Instead of responding to President Obama releasing his birth certificate with humility—or, better yet, apologizing—Trump spent the entire next year trying to prove it was inauthentic. (He failed.)
May 29, to CNN
August 11, to ABC
He kept tweeting.
It continued in 2014, too.
May, to Irish TV
May 27, to the National Press Club
In 2015, Trump tried to stay silent on the issue of birtherism—refusing to come out one way or the other. But that didn’t last long.
July 9, to Anderson Cooper
Even this year, as a presidential candidate, Trump repeatedly refused to confirm that President Obama was born in the United States.
January 6, to CNN

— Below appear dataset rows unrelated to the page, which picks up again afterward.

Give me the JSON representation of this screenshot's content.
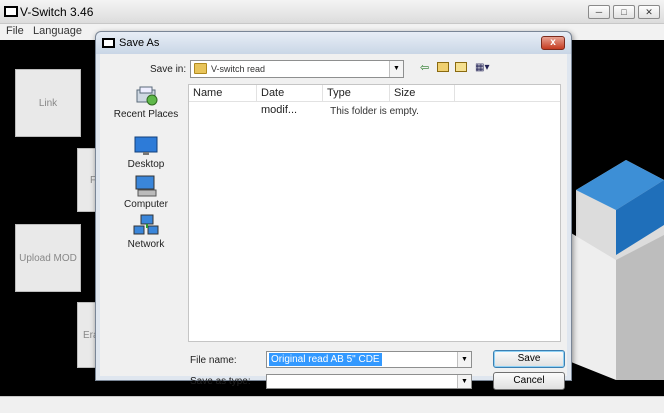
{
  "app": {
    "title": "V-Switch 3.46",
    "menu": [
      "File",
      "Language"
    ],
    "side_buttons": [
      "Link",
      "F",
      "Upload MOD",
      "Era"
    ],
    "window_controls": [
      "minimize-icon",
      "restore-icon",
      "close-icon"
    ]
  },
  "dialog": {
    "title": "Save As",
    "close_glyph": "x",
    "save_in_label": "Save in:",
    "save_in_value": "V-switch read",
    "toolbar_icons": [
      "back-icon",
      "up-folder-icon",
      "new-folder-icon",
      "view-menu-icon"
    ],
    "places": [
      {
        "label": "Recent Places",
        "icon": "recent-places-icon"
      },
      {
        "label": "Desktop",
        "icon": "desktop-icon"
      },
      {
        "label": "Computer",
        "icon": "computer-icon"
      },
      {
        "label": "Network",
        "icon": "network-icon"
      }
    ],
    "columns": [
      "Name",
      "Date modif...",
      "Type",
      "Size"
    ],
    "empty_message": "This folder is empty.",
    "file_name_label": "File name:",
    "file_name_value": "Original read AB 5\" CDE",
    "save_type_label": "Save as type:",
    "save_type_value": "",
    "save_button": "Save",
    "cancel_button": "Cancel"
  },
  "colors": {
    "selection": "#3399ff",
    "dialog_frame": "#dfe6ef",
    "close_button": "#c53b21",
    "app_background": "#000000"
  }
}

Trump went on to win the Republican Primary—and, along the way, repeatedly refused to discuss President Obama’s place of birth. On September 15th, the Washington Post finally decided to press him: More than five years after President Obama released his longform birth certificate, would Trump admit that our president was born in the United States?
The following day, after tremendous media pressure, Trump decided to answer the question at a press conference.

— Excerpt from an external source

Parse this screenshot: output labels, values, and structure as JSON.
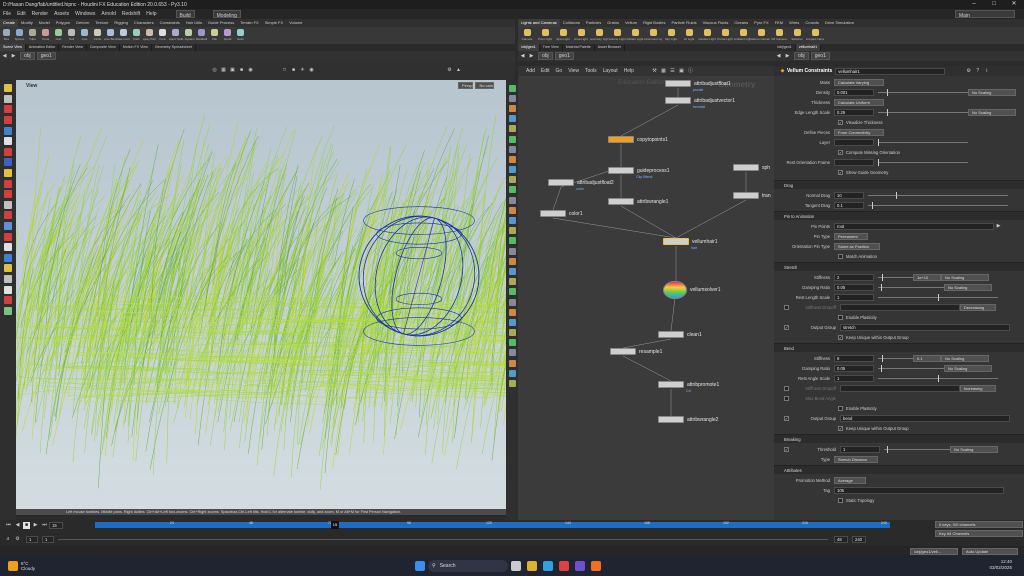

To recap Trump’s birther journey, in 10 steps:
- Trump started birtherism—and was a “proud leader” of the movement.
- Trump wouldn’t acknowledge President Obama’s longform birth certificate was authentic.
- Trump tried to prove the certificate was a fraud.
- Trump failed. Badly.
- Trump decided to run for president and ignore the issue of birtherism altogether.
- Trump couldn’t help himself—and, when asked, refused to say that President Obama was born in the United States.
- After media pressure, Trump claimed he’d always believed the longform birth certificate was authentic (even though there is video evidence to the contrary).
- Trump falsely blamed Hillary Clinton for birtherism.
- Trump once again started taking pride in the birther movement—saying he “did a good job” getting President Obama to release his longform certificate.
- Trump still refuses to apologize, emboldening birthers at press conferences and even debates.
As President Obama says, his name may not be on the ballot this November, but his legacy is—and he will “consider it a personal insult” if his supporters don’t show up to the polls and vote for Hillary. After all, just like Trump has tried to discredit President Obama for the color of his skin, he has tried to discredit Hillary based on her gender. In Trump’s words, Hillary “doesn’t have that presidential look.”
It’s up to us to prove Trump wrong.